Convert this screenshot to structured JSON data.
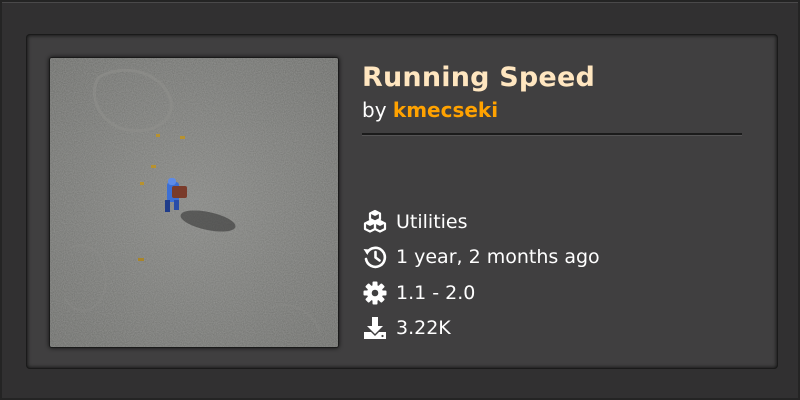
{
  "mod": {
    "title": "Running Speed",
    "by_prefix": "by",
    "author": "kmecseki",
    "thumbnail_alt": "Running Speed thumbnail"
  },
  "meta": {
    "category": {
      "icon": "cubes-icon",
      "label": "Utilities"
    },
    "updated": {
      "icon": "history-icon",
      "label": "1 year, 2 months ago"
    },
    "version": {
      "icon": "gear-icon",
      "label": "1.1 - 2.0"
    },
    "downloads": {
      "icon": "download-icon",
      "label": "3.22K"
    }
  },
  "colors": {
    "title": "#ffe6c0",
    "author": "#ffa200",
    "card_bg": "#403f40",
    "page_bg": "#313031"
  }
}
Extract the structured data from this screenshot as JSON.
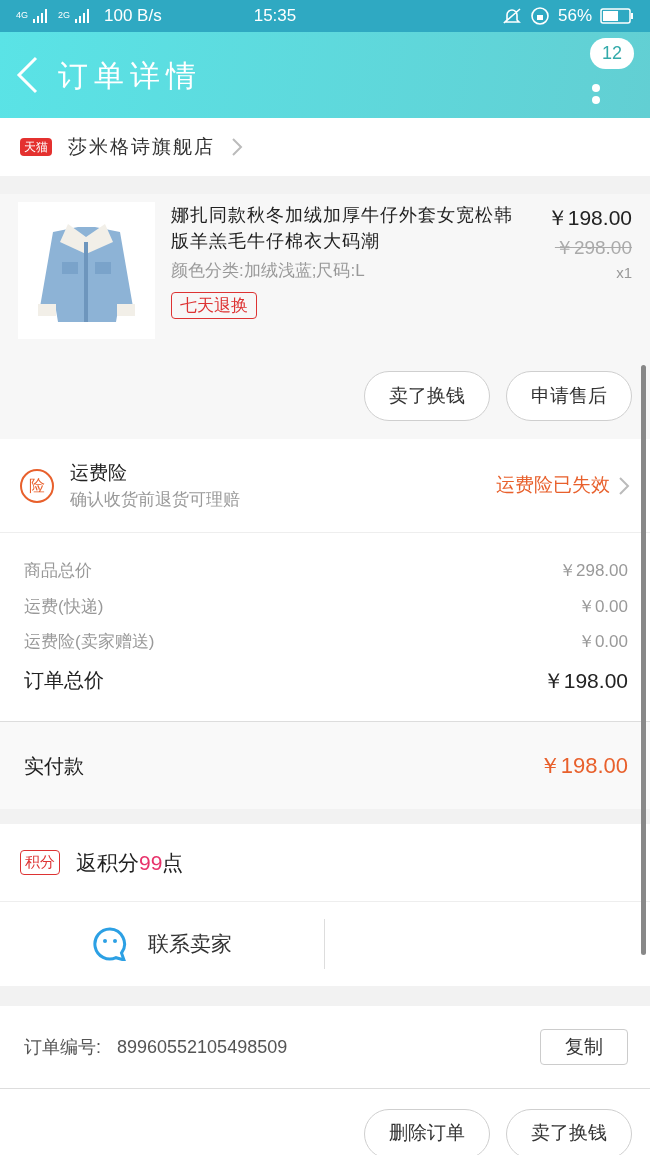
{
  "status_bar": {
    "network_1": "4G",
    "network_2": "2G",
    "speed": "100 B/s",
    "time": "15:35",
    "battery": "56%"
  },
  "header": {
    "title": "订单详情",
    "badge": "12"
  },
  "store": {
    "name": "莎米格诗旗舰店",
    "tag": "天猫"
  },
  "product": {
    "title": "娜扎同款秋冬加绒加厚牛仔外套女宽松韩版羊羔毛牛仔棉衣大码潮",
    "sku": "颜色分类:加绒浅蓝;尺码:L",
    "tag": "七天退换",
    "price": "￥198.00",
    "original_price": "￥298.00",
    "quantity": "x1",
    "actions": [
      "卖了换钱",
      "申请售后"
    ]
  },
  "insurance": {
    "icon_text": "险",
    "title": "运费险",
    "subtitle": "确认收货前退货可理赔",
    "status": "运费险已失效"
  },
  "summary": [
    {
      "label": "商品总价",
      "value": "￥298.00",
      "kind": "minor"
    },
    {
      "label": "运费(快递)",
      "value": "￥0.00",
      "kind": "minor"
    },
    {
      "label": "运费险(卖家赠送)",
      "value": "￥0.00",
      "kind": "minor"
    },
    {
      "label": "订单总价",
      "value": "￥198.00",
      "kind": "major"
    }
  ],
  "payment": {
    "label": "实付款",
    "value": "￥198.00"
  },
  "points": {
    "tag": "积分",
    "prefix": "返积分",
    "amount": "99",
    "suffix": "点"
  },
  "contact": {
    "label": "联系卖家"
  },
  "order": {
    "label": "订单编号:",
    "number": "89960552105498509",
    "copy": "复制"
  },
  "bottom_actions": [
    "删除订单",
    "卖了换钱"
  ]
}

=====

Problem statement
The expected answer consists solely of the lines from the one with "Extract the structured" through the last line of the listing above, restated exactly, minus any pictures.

Response to the exercise
Extract the structured data from this screenshot as JSON.
{
  "status_bar": {
    "network_1": "4G",
    "network_2": "2G",
    "speed": "100 B/s",
    "time": "15:35",
    "battery": "56%"
  },
  "header": {
    "title": "订单详情",
    "badge": "12"
  },
  "store": {
    "name": "莎米格诗旗舰店",
    "tag": "天猫"
  },
  "product": {
    "title": "娜扎同款秋冬加绒加厚牛仔外套女宽松韩版羊羔毛牛仔棉衣大码潮",
    "sku": "颜色分类:加绒浅蓝;尺码:L",
    "tag": "七天退换",
    "price": "￥198.00",
    "original_price": "￥298.00",
    "quantity": "x1",
    "actions": [
      "卖了换钱",
      "申请售后"
    ]
  },
  "insurance": {
    "icon_text": "险",
    "title": "运费险",
    "subtitle": "确认收货前退货可理赔",
    "status": "运费险已失效"
  },
  "summary": [
    {
      "label": "商品总价",
      "value": "￥298.00",
      "kind": "minor"
    },
    {
      "label": "运费(快递)",
      "value": "￥0.00",
      "kind": "minor"
    },
    {
      "label": "运费险(卖家赠送)",
      "value": "￥0.00",
      "kind": "minor"
    },
    {
      "label": "订单总价",
      "value": "￥198.00",
      "kind": "major"
    }
  ],
  "payment": {
    "label": "实付款",
    "value": "￥198.00"
  },
  "points": {
    "tag": "积分",
    "prefix": "返积分",
    "amount": "99",
    "suffix": "点"
  },
  "contact": {
    "label": "联系卖家"
  },
  "order": {
    "label": "订单编号:",
    "number": "89960552105498509",
    "copy": "复制"
  },
  "bottom_actions": [
    "删除订单",
    "卖了换钱"
  ]
}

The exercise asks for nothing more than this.